Records for the task:
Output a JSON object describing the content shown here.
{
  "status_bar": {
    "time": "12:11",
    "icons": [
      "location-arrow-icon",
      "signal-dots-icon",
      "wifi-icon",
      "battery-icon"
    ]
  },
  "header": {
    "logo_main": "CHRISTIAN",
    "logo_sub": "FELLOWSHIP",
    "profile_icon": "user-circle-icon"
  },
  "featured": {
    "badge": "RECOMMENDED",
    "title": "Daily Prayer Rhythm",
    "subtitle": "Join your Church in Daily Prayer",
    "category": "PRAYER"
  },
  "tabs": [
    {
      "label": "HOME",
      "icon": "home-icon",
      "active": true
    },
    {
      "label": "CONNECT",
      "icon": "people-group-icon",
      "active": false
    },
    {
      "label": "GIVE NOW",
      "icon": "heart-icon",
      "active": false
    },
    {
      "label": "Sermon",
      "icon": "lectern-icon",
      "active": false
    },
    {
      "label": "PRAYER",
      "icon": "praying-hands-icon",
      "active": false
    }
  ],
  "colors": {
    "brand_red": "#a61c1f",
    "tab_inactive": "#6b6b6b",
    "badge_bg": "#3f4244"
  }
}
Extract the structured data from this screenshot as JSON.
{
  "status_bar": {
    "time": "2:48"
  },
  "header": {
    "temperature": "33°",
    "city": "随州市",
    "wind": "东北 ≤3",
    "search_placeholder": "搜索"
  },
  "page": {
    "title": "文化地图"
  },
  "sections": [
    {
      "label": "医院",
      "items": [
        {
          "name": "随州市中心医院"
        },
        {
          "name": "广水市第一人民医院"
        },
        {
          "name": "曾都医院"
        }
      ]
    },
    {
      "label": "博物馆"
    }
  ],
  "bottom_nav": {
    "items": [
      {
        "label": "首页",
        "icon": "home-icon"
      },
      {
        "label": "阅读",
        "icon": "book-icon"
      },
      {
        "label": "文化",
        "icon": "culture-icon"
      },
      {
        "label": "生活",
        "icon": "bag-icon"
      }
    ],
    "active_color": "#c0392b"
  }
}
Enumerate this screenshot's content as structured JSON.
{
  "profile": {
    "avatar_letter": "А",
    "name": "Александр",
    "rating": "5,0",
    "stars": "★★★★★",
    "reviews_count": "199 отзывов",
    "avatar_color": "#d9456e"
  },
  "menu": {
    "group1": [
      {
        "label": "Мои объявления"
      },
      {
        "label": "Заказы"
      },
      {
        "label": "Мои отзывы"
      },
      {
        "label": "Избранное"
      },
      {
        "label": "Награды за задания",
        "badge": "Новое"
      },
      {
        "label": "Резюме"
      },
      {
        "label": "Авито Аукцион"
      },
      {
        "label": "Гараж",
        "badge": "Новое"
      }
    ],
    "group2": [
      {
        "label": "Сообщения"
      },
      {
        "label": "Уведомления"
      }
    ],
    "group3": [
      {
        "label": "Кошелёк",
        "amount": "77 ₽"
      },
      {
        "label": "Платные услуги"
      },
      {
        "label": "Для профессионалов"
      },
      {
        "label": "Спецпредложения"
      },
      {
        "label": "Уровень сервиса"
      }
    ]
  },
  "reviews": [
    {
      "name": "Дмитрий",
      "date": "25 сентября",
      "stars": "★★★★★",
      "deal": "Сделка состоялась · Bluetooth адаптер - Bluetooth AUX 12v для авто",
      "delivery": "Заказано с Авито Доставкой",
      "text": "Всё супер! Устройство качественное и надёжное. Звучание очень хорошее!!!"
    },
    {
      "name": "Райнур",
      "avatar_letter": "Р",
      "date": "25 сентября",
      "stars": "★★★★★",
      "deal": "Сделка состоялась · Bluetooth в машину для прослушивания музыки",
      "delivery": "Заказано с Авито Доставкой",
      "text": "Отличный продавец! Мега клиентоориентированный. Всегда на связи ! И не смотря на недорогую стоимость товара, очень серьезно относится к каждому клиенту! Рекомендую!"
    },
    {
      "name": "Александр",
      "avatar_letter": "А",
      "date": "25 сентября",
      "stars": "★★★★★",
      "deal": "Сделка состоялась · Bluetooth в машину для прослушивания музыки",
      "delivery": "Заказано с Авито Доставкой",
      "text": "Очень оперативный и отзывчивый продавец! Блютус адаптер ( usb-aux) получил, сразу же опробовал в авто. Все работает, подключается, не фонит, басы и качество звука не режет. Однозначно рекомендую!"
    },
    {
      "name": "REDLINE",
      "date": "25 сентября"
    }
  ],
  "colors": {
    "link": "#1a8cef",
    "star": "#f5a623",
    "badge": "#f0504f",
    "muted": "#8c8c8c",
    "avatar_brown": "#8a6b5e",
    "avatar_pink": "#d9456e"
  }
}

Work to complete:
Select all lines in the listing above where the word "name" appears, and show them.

The completed task:
          "name": "随州市中心医院"
          "name": "广水市第一人民医院"
          "name": "曾都医院"
    "name": "Александр",
      "name": "Дмитрий",
      "name": "Райнур",
      "name": "Александр",
      "name": "REDLINE",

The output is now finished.